“French Bashing” includes his own photographs as well as items repurposed as part of the exhibition. One room of the gallery features his shots of bleak industrial scenes under a dim glow. The pictures are mostly empty of people. “He uses his pen for portraits and his lens for landscapes,” says Venus founder Adam Lindemann.
In a second room, bright white light shines over images of kitschy tourist memorabilia from both France and elsewhere, such as photos of pastel beachside hotels and cheery signs and posters. Plastic place mats featuring different destinations cover the floor.
Sitting in the gallery one recent afternoon, drinking a bottle of Beck’s beer and smoking an electronic cigarette, Mr. Houellebecq says that he chose to photograph the industrial areas outside of Paris after noticing how much they had changed since he was young.

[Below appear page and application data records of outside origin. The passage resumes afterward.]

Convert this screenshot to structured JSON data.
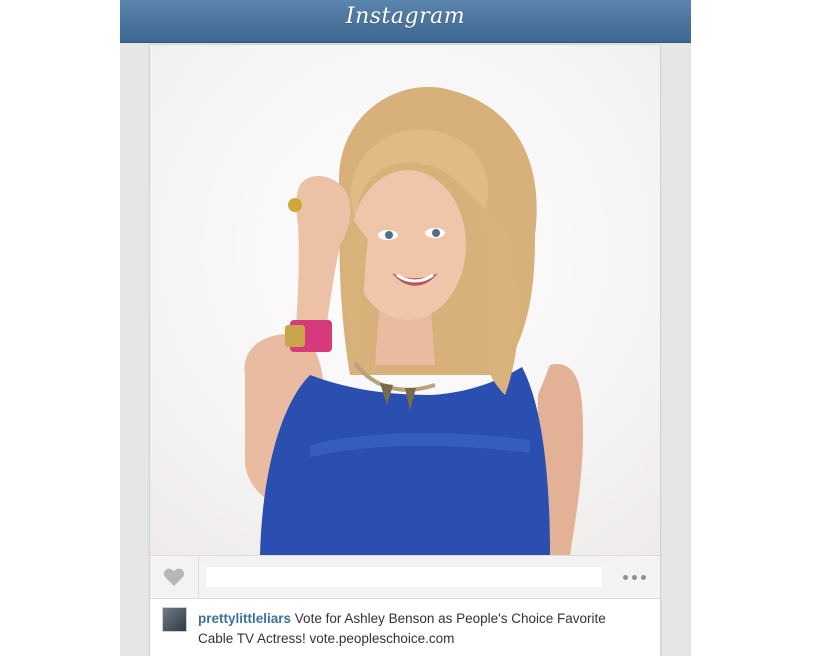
{
  "header": {
    "brand": "Instagram"
  },
  "post": {
    "username": "prettylittleliars",
    "caption": "Vote for Ashley Benson as People's Choice Favorite Cable TV Actress! vote.peopleschoice.com",
    "likes_redacted": true
  },
  "icons": {
    "like": "heart-icon",
    "more": "more-options-icon"
  },
  "colors": {
    "header_bar": "#4b76a0",
    "username": "#3f729b",
    "dress": "#2b4fb0"
  }
}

He grew up north of Paris with his grandmother after his mother moved to Brazil to be with a boyfriend. Back then, the area was mostly farmland. Mr. Houellebecq earned a degree in agricultural engineering, but the career didn’t suit him.
In the years after he graduated in 1980, he was unemployed, got married, had a son, divorced and struggled with depression. He also began writing poetry. He went on to write six best-selling novels, including “The Map and the Territory” (2010), which won France’s prestigious Goncourt prize. He now lives alone in Paris.
He has drawn criticism for his disparaging depictions of women and minorities in his books. He tends to brush it off. “It seems like there are thousands of sources of political correctness and thousands more sources every day,” he says. In France, he adds, it’s politically correct to be a vegetarian now, but “in six months, it’ll be something else.”
Mr. Houellebecq says that he doesn’t see Islam itself as a negative force, only extremism. He is interested in the idea of the “homme économique,” or economic man—the notion that people are driven just by material incentives and make choices rationally. The idea, he says, is “destructive and weighs you down.” That’s why, he thinks, some people look to religion as a way to “infringe on their freedom and limit their freedom.”
Looking back to “Submission,” Mr. Houellebecq says that the hardest parts to write were the sex scenes. “Language isn’t really made for descriptions of sensual physical experiences,” he says. “There’s a dissolution of perceptions in sex which makes everything kind of blurry.” Fear is clearer. “When one is scared, we have a tendency to remember the event really well because the senses are really precise,” he says.
He won’t say when he might return to writing. When asked what he plans to do next, he responds, “I don’t know. I never know.”